After watching his offensive line struggle to protect Banks and open holes for tailbacks, Archer said he plans to shake things up against Harvard in an effort to “dictate what they’ll give us in certain formations that will make the decision making faster.” With that, the team will trot out its fourth offensive lineup in as many games, hoping to improve on its 17 sacks already allowed — 10 more than at this point in 2016.

Banks, sacked nine times behind the porous line, threw four interceptions against Colgate last week. But he knows that in order to lower both those numbers, it is going to take a short memory.

“I forced a few throws, I was quick on a few things. Overall, they’re fixable mistakes, nothing I’m worried about,” Banks said. “I can’t really think about them going forward. I just know I’ve got to make my reads and not force throws and we’ll be fine going forward. … That’s not really who we are as an offense so I think we’ll be just fine going forward.”

Gesualdi and the Cornell defense are coming off a game where they held Colgate to 270 yards of total offense, the best mark the Red has put up since 2009. Cornell will need another lockdown defensive performance to slow down Harvard’s high-power offense, led by Booker, who has two touchdowns in each of his last two games.

This weekend and going forward, Cornell’s offense will be without a key player, freshman wide receiver Eric Gallman. The team leader in receptions who set a single-game freshman receiving record against Yale is out for the season with an ankle injury sustained in that game.

Difficult as the first few weeks of the season have been, the Red does not doubt its ability to turn things around, especially given the familiarity of a 0-3 start from years past.

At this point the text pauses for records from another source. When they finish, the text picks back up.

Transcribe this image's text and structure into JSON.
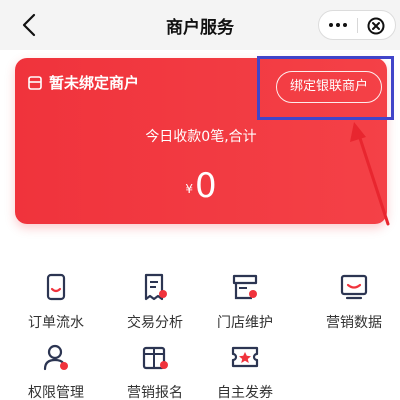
{
  "navbar": {
    "title": "商户服务"
  },
  "card": {
    "status": "暂未绑定商户",
    "bind_button": "绑定银联商户",
    "summary": "今日收款0笔,合计",
    "currency": "¥",
    "amount": "0"
  },
  "grid": {
    "items": [
      {
        "label": "订单流水",
        "icon": "order-icon"
      },
      {
        "label": "交易分析",
        "icon": "analysis-icon"
      },
      {
        "label": "门店维护",
        "icon": "store-icon"
      },
      {
        "label": "营销数据",
        "icon": "marketing-data-icon"
      },
      {
        "label": "权限管理",
        "icon": "permission-icon"
      },
      {
        "label": "营销报名",
        "icon": "marketing-signup-icon"
      },
      {
        "label": "自主发券",
        "icon": "coupon-icon"
      }
    ]
  },
  "colors": {
    "brand_red": "#f0333c",
    "icon_dark": "#2c3552",
    "highlight": "#4145c9"
  }
}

“It’s a situation we’ve been in before. … We’re not putting too much pressure on ourselves, we’re taking it one week at a time,” Gesualdi said. “It really helps that I can speak to the team and tell them that we’re only 0-1 in the Ivy League … it’s still anybody’s league, so we’re excited to keep going. There’s no loss in confidence at all.”

The Red takes on Harvard at 1:30 p.m. Saturday at Schoellkopf.